By in Sci Fi & Paranormal

Ghost Story Short Story Review: "The Room in the Tower" by E. F. Benson

The first-person narrator of this story has been plagued by a recurrent dream since he was about 16. At the time of the story, he’s about 30. He finds himself visiting an unpleasant family, that of his schoolmate Jack Stone, whom he barely knew and didn’t much care for. Sometimes in the dream they have tea on the back lawn, from which a three-story tower-like building is visible. Sometimes they have dinner. Jack, his parents and a couple of sisters are there. No one speaks. The silence is broken when Mrs. Stone rises and announces, “Jack will show you your room: I have given you the room in the tower.”
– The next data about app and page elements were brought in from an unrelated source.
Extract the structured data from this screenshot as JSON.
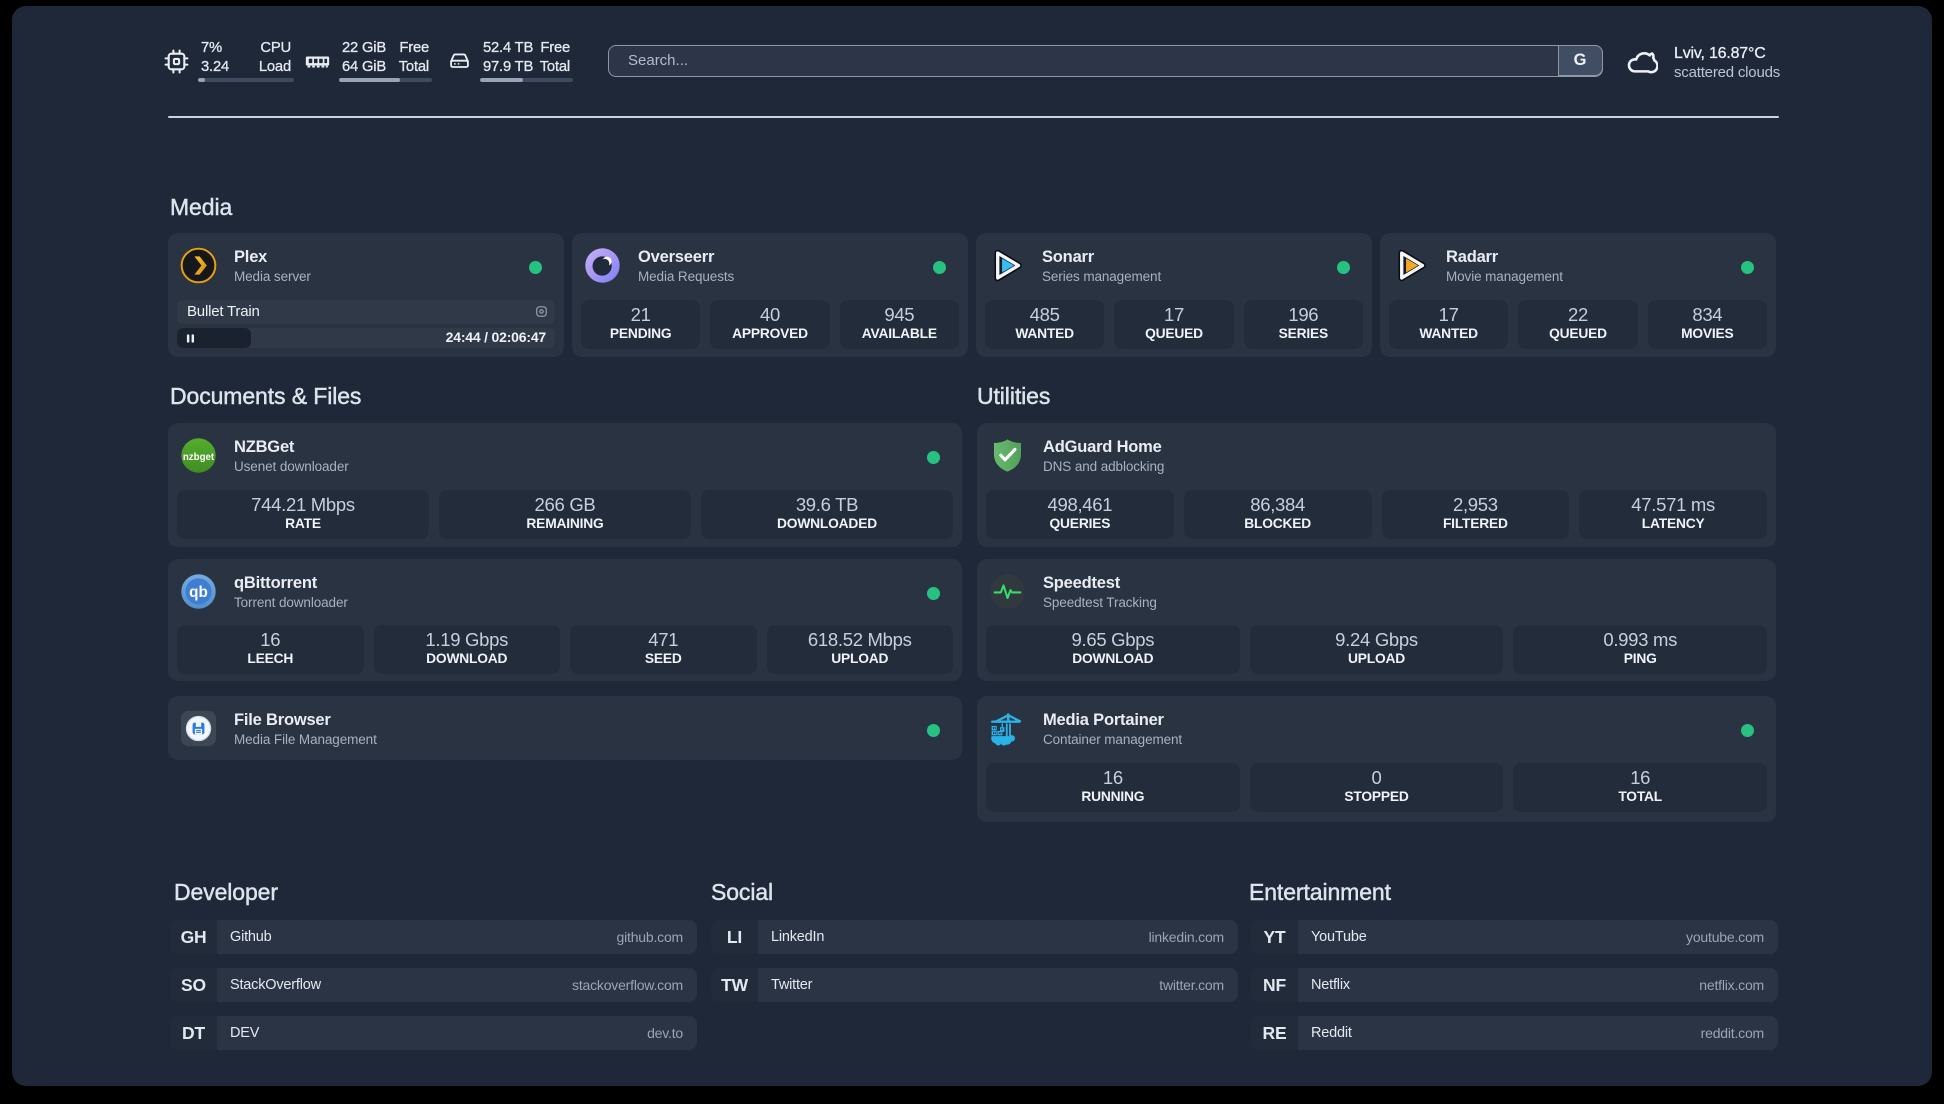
{
  "topbar": {
    "cpu": {
      "icon": "cpu-icon",
      "row1": {
        "value": "7%",
        "label": "CPU"
      },
      "row2": {
        "value": "3.24",
        "label": "Load"
      },
      "progress_percent": 7
    },
    "memory": {
      "icon": "memory-icon",
      "row1": {
        "value": "22 GiB",
        "label": "Free"
      },
      "row2": {
        "value": "64 GiB",
        "label": "Total"
      },
      "progress_percent": 65.6
    },
    "disk": {
      "icon": "hard-drive-icon",
      "row1": {
        "value": "52.4 TB",
        "label": "Free"
      },
      "row2": {
        "value": "97.9 TB",
        "label": "Total"
      },
      "progress_percent": 46.5
    },
    "search": {
      "placeholder": "Search...",
      "provider_button": "G"
    },
    "weather": {
      "icon": "cloud-icon",
      "location_temp": "Lviv, 16.87°C",
      "condition": "scattered clouds"
    }
  },
  "sections": {
    "media": {
      "title": "Media",
      "cards": {
        "plex": {
          "icon": "plex-logo",
          "name": "Plex",
          "description": "Media server",
          "status": "online",
          "player": {
            "title": "Bullet Train",
            "state": "paused",
            "time_display": "24:44 / 02:06:47",
            "progress_percent": 19.5
          }
        },
        "overseerr": {
          "icon": "overseerr-logo",
          "name": "Overseerr",
          "description": "Media Requests",
          "status": "online",
          "stats": [
            {
              "value": "21",
              "label": "PENDING"
            },
            {
              "value": "40",
              "label": "APPROVED"
            },
            {
              "value": "945",
              "label": "AVAILABLE"
            }
          ]
        },
        "sonarr": {
          "icon": "sonarr-logo",
          "name": "Sonarr",
          "description": "Series management",
          "status": "online",
          "stats": [
            {
              "value": "485",
              "label": "WANTED"
            },
            {
              "value": "17",
              "label": "QUEUED"
            },
            {
              "value": "196",
              "label": "SERIES"
            }
          ]
        },
        "radarr": {
          "icon": "radarr-logo",
          "name": "Radarr",
          "description": "Movie management",
          "status": "online",
          "stats": [
            {
              "value": "17",
              "label": "WANTED"
            },
            {
              "value": "22",
              "label": "QUEUED"
            },
            {
              "value": "834",
              "label": "MOVIES"
            }
          ]
        }
      }
    },
    "documents": {
      "title": "Documents & Files",
      "cards": {
        "nzbget": {
          "icon": "nzbget-logo",
          "name": "NZBGet",
          "description": "Usenet downloader",
          "status": "online",
          "stats": [
            {
              "value": "744.21 Mbps",
              "label": "RATE"
            },
            {
              "value": "266 GB",
              "label": "REMAINING"
            },
            {
              "value": "39.6 TB",
              "label": "DOWNLOADED"
            }
          ]
        },
        "qbittorrent": {
          "icon": "qbittorrent-logo",
          "name": "qBittorrent",
          "description": "Torrent downloader",
          "status": "online",
          "stats": [
            {
              "value": "16",
              "label": "LEECH"
            },
            {
              "value": "1.19 Gbps",
              "label": "DOWNLOAD"
            },
            {
              "value": "471",
              "label": "SEED"
            },
            {
              "value": "618.52 Mbps",
              "label": "UPLOAD"
            }
          ]
        },
        "filebrowser": {
          "icon": "filebrowser-logo",
          "name": "File Browser",
          "description": "Media File Management",
          "status": "online",
          "stats": []
        }
      }
    },
    "utilities": {
      "title": "Utilities",
      "cards": {
        "adguard": {
          "icon": "adguard-logo",
          "name": "AdGuard Home",
          "description": "DNS and adblocking",
          "status": "none",
          "stats": [
            {
              "value": "498,461",
              "label": "QUERIES"
            },
            {
              "value": "86,384",
              "label": "BLOCKED"
            },
            {
              "value": "2,953",
              "label": "FILTERED"
            },
            {
              "value": "47.571 ms",
              "label": "LATENCY"
            }
          ]
        },
        "speedtest": {
          "icon": "speedtest-logo",
          "name": "Speedtest",
          "description": "Speedtest Tracking",
          "status": "none",
          "stats": [
            {
              "value": "9.65 Gbps",
              "label": "DOWNLOAD"
            },
            {
              "value": "9.24 Gbps",
              "label": "UPLOAD"
            },
            {
              "value": "0.993 ms",
              "label": "PING"
            }
          ]
        },
        "portainer": {
          "icon": "portainer-logo",
          "name": "Media Portainer",
          "description": "Container management",
          "status": "online",
          "stats": [
            {
              "value": "16",
              "label": "RUNNING"
            },
            {
              "value": "0",
              "label": "STOPPED"
            },
            {
              "value": "16",
              "label": "TOTAL"
            }
          ]
        }
      }
    }
  },
  "bookmarks": {
    "developer": {
      "title": "Developer",
      "items": [
        {
          "abbr": "GH",
          "name": "Github",
          "url": "github.com"
        },
        {
          "abbr": "SO",
          "name": "StackOverflow",
          "url": "stackoverflow.com"
        },
        {
          "abbr": "DT",
          "name": "DEV",
          "url": "dev.to"
        }
      ]
    },
    "social": {
      "title": "Social",
      "items": [
        {
          "abbr": "LI",
          "name": "LinkedIn",
          "url": "linkedin.com"
        },
        {
          "abbr": "TW",
          "name": "Twitter",
          "url": "twitter.com"
        }
      ]
    },
    "entertainment": {
      "title": "Entertainment",
      "items": [
        {
          "abbr": "YT",
          "name": "YouTube",
          "url": "youtube.com"
        },
        {
          "abbr": "NF",
          "name": "Netflix",
          "url": "netflix.com"
        },
        {
          "abbr": "RE",
          "name": "Reddit",
          "url": "reddit.com"
        }
      ]
    }
  }
}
The dream ends in terror just as he enters the room in the tower, but he never sees or understands what frightens him so. As the years go by, the people in the dream age as people normally would. One of the sisters leaves only to reappear with a man the narrator takes to be her husband.

The narrator meets up with another old friend from school, John Clinton, who takes him to meet his family at house they just bought in the country. Instantly, he recognizes the house from his dreams, but the family is not the family in his dreams. The people are warm and welcoming. Yet he knows all cannot be well when Mrs. Clinton tells him, “Jack will show you your room: I have given you the room in the tower.”
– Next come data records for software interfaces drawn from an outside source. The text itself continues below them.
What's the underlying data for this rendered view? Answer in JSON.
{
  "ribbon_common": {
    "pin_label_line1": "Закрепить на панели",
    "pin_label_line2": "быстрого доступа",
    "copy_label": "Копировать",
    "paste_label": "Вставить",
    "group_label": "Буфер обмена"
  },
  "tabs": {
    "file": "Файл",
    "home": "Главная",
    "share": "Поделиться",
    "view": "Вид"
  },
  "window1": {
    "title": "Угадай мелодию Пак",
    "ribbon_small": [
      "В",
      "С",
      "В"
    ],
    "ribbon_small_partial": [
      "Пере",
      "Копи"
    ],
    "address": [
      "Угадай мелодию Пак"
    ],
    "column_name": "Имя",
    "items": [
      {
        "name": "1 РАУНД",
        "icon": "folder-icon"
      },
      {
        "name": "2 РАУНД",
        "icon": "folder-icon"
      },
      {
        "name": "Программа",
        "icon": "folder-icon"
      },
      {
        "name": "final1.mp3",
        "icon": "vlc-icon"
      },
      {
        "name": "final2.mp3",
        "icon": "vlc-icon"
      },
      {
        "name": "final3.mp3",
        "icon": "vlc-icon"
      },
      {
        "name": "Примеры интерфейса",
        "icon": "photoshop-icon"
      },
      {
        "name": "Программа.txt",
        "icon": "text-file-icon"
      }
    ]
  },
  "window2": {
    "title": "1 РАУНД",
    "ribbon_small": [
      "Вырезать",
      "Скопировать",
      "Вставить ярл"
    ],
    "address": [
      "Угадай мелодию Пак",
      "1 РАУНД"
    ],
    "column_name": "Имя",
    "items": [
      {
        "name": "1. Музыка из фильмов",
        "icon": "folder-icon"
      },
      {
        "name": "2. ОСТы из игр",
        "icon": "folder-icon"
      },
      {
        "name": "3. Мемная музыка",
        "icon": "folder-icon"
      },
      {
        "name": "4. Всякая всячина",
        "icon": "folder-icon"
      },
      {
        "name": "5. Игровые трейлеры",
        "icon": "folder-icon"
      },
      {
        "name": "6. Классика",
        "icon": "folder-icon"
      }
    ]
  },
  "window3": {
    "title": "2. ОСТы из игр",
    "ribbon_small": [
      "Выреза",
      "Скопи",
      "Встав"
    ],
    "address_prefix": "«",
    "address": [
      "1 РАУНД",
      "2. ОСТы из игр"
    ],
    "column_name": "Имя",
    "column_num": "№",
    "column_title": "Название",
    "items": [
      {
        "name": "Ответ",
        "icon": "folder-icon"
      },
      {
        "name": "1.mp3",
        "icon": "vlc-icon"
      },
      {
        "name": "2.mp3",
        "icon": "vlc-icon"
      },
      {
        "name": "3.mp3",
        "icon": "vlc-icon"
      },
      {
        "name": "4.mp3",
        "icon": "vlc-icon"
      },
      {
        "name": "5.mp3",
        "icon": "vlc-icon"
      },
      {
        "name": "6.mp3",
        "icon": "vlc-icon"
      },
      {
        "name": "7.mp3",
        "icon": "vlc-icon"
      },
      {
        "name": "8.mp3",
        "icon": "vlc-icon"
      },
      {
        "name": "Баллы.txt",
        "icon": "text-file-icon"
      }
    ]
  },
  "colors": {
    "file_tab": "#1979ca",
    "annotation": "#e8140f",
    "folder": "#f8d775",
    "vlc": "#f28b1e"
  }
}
This is a spooky little story, but much of it is so unlikely. The narrator comes to accept the recurring dream, as horrible as it is, as simply inevitable. He offers no explanation for it. The evil says it has been waiting for him, but there seems to be not previous connection between it and him. The origin of the evil lies in a person who committed suicide and corpse that will not remain in consecrated ground.

Author E. F. Benson was known for atmospheric and sometimes amusing ghost stories, but he also wrote biographies, including one of Charlotte Brontë. He never married and is believed to have been a homosexual, something he couldn’t have been open about in his own lifetime, though readers do see homoeroticism in some of his works such as David Blaize .


Title: “The Room in the Tower” first published in The Room in the Tower and Other Stories (collection) 1912

Author: E.F Benson (Edward Frederick Benson) (1867-1940)






©2015 Denise Longrie

Image Credit » by Bonnybbx

You will need an account to comment - feel free to register or login.


MelissaE wrote on June 13, 2015, 8:14 PM

Ooh, this sounds like a fantastic suspenseful story. I love stories that have hints of the gothic in them.

msiduri wrote on June 13, 2015, 9:22 PM

This has gothic written in spades all over it, though technically it's a little late to be gothic. I hope you like it you end up reading it.